When you rob people of what little they have, in order to protect the interests of those who have more than anyone deserves, you should expect resistance.
I keep hearing comparisons between the London riots and riots in other European cities—window smashing in Athens or car bonfires in Paris. And there are parallels, to be sure: a spark set by police violence, a generation that feels forgotten.
But those events were marked by mass destruction; the looting was minor. There have, however, been other mass lootings in recent years, and perhaps we should talk about them too. There was Baghdad in the aftermath of the US invasion—a frenzy of arson and looting that emptied libraries and museums. The factories got hit too. In 2004 I visited one that used to make refrigerators. Its workers had stripped it of everything valuable, then torched it so thoroughly that the warehouse was a sculpture of buckled sheet metal.
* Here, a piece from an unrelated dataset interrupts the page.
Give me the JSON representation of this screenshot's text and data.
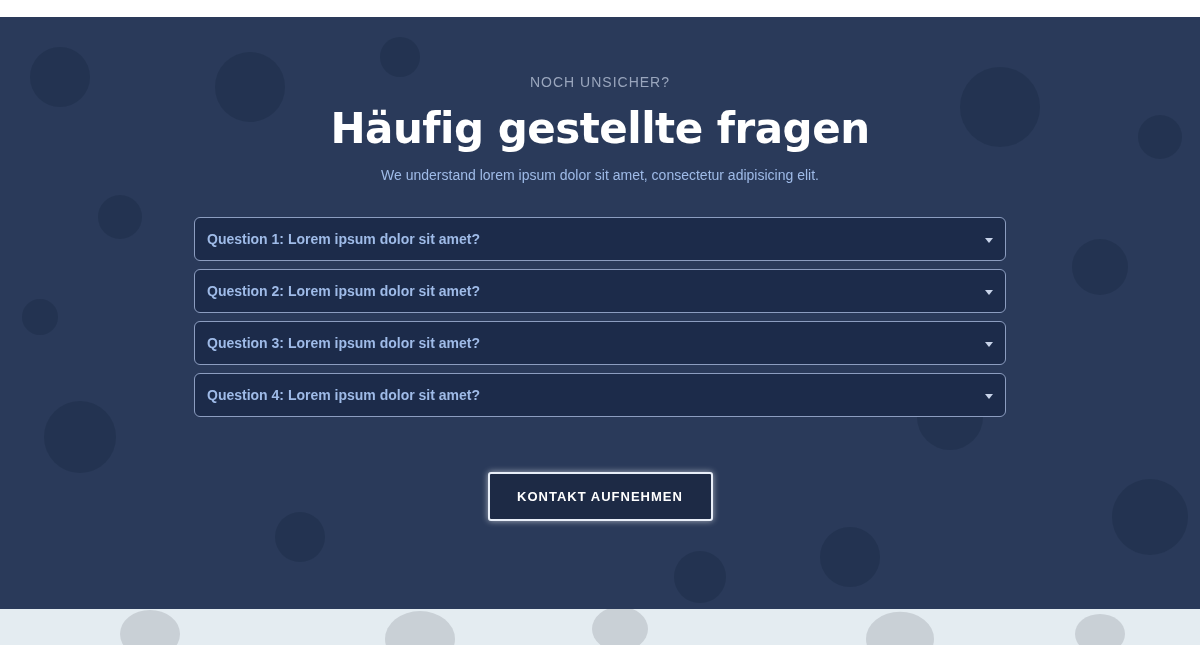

Back then the people on cable news thought looting was highly political. They said this is what happens when a regime has no legitimacy in the eyes of the people. After watching for so long as Saddam and his sons helped themselves to whatever and whomever they wanted, many regular Iraqis felt they had earned the right to take a few things for themselves. But London isn’t Baghdad, and British Prime Minister David Cameron is hardly Saddam, so surely there is nothing to learn there.
Read More: Shock Doctrine in Practice: The Connection Between Nighttime Robbery In the Streets and Daytime Robbery By Elites